During the violent, disorderly days of the Congo rebellion at the end of 1960, when Tshombe was President of the secessionist Katanga province, Lumumba was captured by the forces of the central government, headed by President Joseph Kasavubu. In January, 1961, Lumumba was flown to Katanga. A few days later, a report came from Tshombe's Katanga government that Lumumba had escaped and had been killed by tribesmen. Most African nationalists, to say nothing of the rest of the world, have never believed this story. This February, when Tshombe was trying to overcome hostilities and win support before returning to the Congo, he reiterated in an interview with the French journal Pourquoi Pas that he had nothing to do with Lumumba's death. This time he claimed that Lumumba was dead when his plane arrived in Elisabethville.

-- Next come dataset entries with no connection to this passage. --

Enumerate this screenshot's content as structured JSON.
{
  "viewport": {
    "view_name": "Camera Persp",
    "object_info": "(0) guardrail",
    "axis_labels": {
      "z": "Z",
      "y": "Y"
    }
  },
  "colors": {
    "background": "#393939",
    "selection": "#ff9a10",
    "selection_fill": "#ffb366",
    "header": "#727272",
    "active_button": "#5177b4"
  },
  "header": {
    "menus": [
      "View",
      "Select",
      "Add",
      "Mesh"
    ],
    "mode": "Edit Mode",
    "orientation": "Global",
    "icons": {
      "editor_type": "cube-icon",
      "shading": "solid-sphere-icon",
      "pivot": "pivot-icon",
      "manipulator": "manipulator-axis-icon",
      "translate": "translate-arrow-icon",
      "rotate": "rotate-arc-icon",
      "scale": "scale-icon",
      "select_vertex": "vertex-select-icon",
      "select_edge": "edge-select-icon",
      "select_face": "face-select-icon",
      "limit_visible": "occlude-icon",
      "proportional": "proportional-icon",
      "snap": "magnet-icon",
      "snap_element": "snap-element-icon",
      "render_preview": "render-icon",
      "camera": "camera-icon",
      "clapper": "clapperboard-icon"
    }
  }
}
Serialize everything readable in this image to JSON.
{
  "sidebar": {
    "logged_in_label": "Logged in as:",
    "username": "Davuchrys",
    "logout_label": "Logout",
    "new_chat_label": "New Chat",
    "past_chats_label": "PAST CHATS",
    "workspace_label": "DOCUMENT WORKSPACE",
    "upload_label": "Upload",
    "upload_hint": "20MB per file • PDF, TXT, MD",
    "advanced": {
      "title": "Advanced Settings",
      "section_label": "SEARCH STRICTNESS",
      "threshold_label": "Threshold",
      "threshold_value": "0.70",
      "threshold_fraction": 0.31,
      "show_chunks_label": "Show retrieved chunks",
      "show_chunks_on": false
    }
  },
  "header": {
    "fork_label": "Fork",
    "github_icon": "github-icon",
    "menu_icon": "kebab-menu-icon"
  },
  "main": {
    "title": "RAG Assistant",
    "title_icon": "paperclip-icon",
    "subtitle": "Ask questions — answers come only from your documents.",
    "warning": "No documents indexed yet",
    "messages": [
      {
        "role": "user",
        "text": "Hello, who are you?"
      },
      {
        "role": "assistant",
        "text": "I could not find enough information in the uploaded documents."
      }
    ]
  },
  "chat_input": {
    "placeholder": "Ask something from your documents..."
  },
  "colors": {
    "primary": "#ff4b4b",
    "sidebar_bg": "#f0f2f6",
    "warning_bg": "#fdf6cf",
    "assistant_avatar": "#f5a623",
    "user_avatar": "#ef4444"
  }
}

A United Nations committee established to investigate Lumumba's death presented quite a different version of the incident on November 14, 1961. It reported that all available evidence indicated that Lumumba and two colleagues were killed on January 17, 1961, "after their arrival in a villa not far from Elisabethville and in all probability in the presence of high officials of the Government Katanga Province, namely, Mr. Tshombe, Mr. Munongo, and Mr. Kibwe; and the escape story was staged."

The committee found President Kasavubu also responsible for handing Lumumba and his colleagues over to Katanga authorities who were obviously "their bitterest enemies."

The world has been much quicker to forgive Kasavubu than Tshombe. But Tshombe has a uniquely broad base of unpopularity. The Congo became independent on June 30, 1960. Within days, troops of the Force Publique began a series of violent acts against European residents and their property. On July 11, Belgian paratroopers arrived to protect Belgian civilians and touched off a widespread revolt by Congolese troops against their European officers. At the same time, Tshombe announced that his province of Katanga had seceded from the Congo. He immediately called in Belgian troops to maintain order and protect him from the national government.

Katanga was not just another province. As then constituted, it produced two thirds of the world's cobalt and was the fifth largest producer of copper; it was an important source of uranium and industrial diamonds; it provided sixty per cent of the Congo's income.

Finance in Katanga

Katango's mines are run by a few giant, foreign-controlled companies, the largest of which is the Union Miniere de Haut Katanga. Tshombe had always worked closely with the Belgian financial interests. The financial interests, in turn, enthusiastically supported Katanga's secession. The secession could easily be seen as a move to destroy an independent Congo, supported by Belgian troops serving the interests of Belgian capitalists.

Tshombe certainly tied himself very closely to these Belgian interests. Years before independence, when Lumumba, Kasavubu and other Congolese political leaders were organizing nationalist groups, Tshombe spent most of his time cultivating good relationships with the Belgians. In January, 1960, when Tshombe and other Congolese leaders attended the Brussels conference that decided on Congolese independence, even the Belgian press criticized Tshombe sharply for his involvement with unsavory financial interests.

During the pre-independence elections, the Union Miniere gave money to Tshombe's campaign. But this has little significance because the company gave money to every one who looked as if he might gain power, including Tshombe's main opponent, Jason Sendwe, and even Patrice Lumumba.